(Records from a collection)
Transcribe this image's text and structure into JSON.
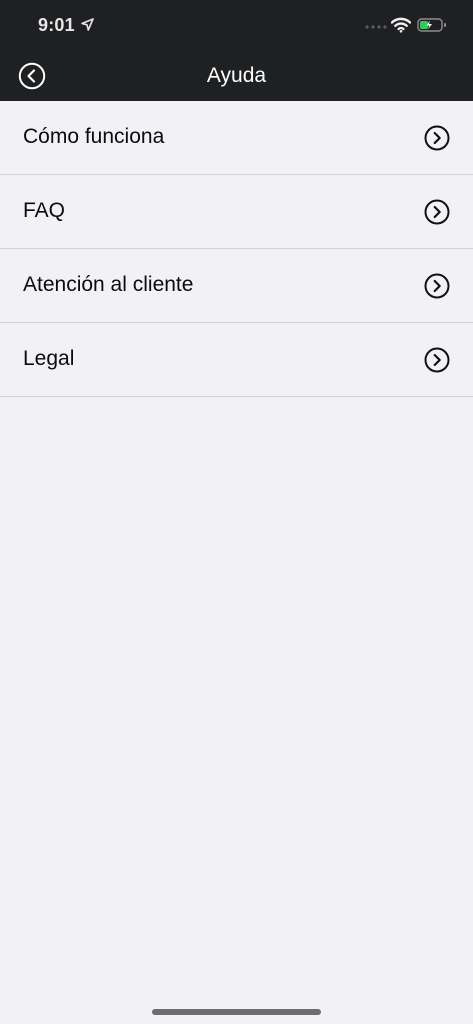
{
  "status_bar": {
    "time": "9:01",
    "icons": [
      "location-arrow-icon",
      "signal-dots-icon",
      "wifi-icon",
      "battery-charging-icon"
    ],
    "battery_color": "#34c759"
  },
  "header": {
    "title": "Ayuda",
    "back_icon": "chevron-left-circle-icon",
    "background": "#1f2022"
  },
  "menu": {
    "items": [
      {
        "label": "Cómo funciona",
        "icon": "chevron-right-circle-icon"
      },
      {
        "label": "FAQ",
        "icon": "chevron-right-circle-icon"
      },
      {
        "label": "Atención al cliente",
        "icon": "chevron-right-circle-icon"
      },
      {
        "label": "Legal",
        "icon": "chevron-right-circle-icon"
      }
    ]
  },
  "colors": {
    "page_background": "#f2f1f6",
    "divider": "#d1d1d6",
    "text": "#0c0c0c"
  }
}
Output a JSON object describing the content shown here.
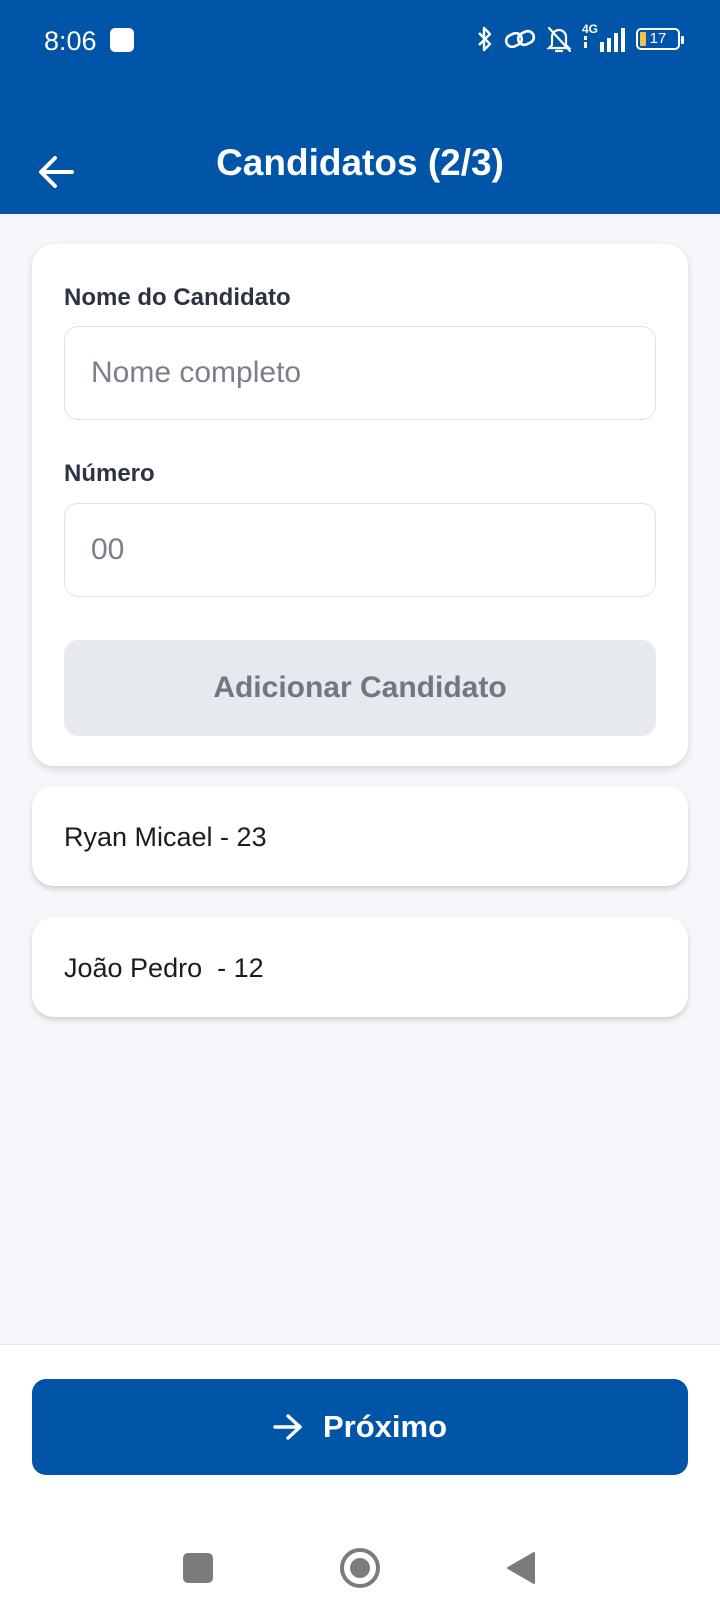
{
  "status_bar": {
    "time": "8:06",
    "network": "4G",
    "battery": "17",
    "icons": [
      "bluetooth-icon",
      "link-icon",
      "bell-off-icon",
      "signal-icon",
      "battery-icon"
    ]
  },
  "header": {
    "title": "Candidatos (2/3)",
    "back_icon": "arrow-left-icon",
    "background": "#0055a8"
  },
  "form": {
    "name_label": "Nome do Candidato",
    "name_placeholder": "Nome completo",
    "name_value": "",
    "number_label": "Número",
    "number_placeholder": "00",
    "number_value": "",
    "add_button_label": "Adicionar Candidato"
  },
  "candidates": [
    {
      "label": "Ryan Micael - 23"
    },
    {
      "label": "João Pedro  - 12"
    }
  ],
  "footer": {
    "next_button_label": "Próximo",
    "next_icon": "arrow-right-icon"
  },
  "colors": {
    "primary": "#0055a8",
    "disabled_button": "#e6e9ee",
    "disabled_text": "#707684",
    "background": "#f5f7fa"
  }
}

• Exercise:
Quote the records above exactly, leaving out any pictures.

• Task solution:
Transcribe this image's text and structure into JSON.
{
  "status_bar": {
    "time": "9:01",
    "icons": [
      "location-arrow-icon",
      "signal-dots-icon",
      "wifi-icon",
      "battery-charging-icon"
    ],
    "battery_color": "#34c759"
  },
  "header": {
    "title": "Ayuda",
    "back_icon": "chevron-left-circle-icon",
    "background": "#1f2022"
  },
  "menu": {
    "items": [
      {
        "label": "Cómo funciona",
        "icon": "chevron-right-circle-icon"
      },
      {
        "label": "FAQ",
        "icon": "chevron-right-circle-icon"
      },
      {
        "label": "Atención al cliente",
        "icon": "chevron-right-circle-icon"
      },
      {
        "label": "Legal",
        "icon": "chevron-right-circle-icon"
      }
    ]
  },
  "colors": {
    "page_background": "#f2f1f6",
    "divider": "#d1d1d6",
    "text": "#0c0c0c"
  }
}
Output a JSON object describing the content shown here.
{
  "status_bar": {
    "time": "8:06",
    "network": "4G",
    "battery": "17",
    "icons": [
      "bluetooth-icon",
      "link-icon",
      "bell-off-icon",
      "signal-icon",
      "battery-icon"
    ]
  },
  "header": {
    "title": "Candidatos (2/3)",
    "back_icon": "arrow-left-icon",
    "background": "#0055a8"
  },
  "form": {
    "name_label": "Nome do Candidato",
    "name_placeholder": "Nome completo",
    "name_value": "",
    "number_label": "Número",
    "number_placeholder": "00",
    "number_value": "",
    "add_button_label": "Adicionar Candidato"
  },
  "candidates": [
    {
      "label": "Ryan Micael - 23"
    },
    {
      "label": "João Pedro  - 12"
    }
  ],
  "footer": {
    "next_button_label": "Próximo",
    "next_icon": "arrow-right-icon"
  },
  "colors": {
    "primary": "#0055a8",
    "disabled_button": "#e6e9ee",
    "disabled_text": "#707684",
    "background": "#f5f7fa"
  }
}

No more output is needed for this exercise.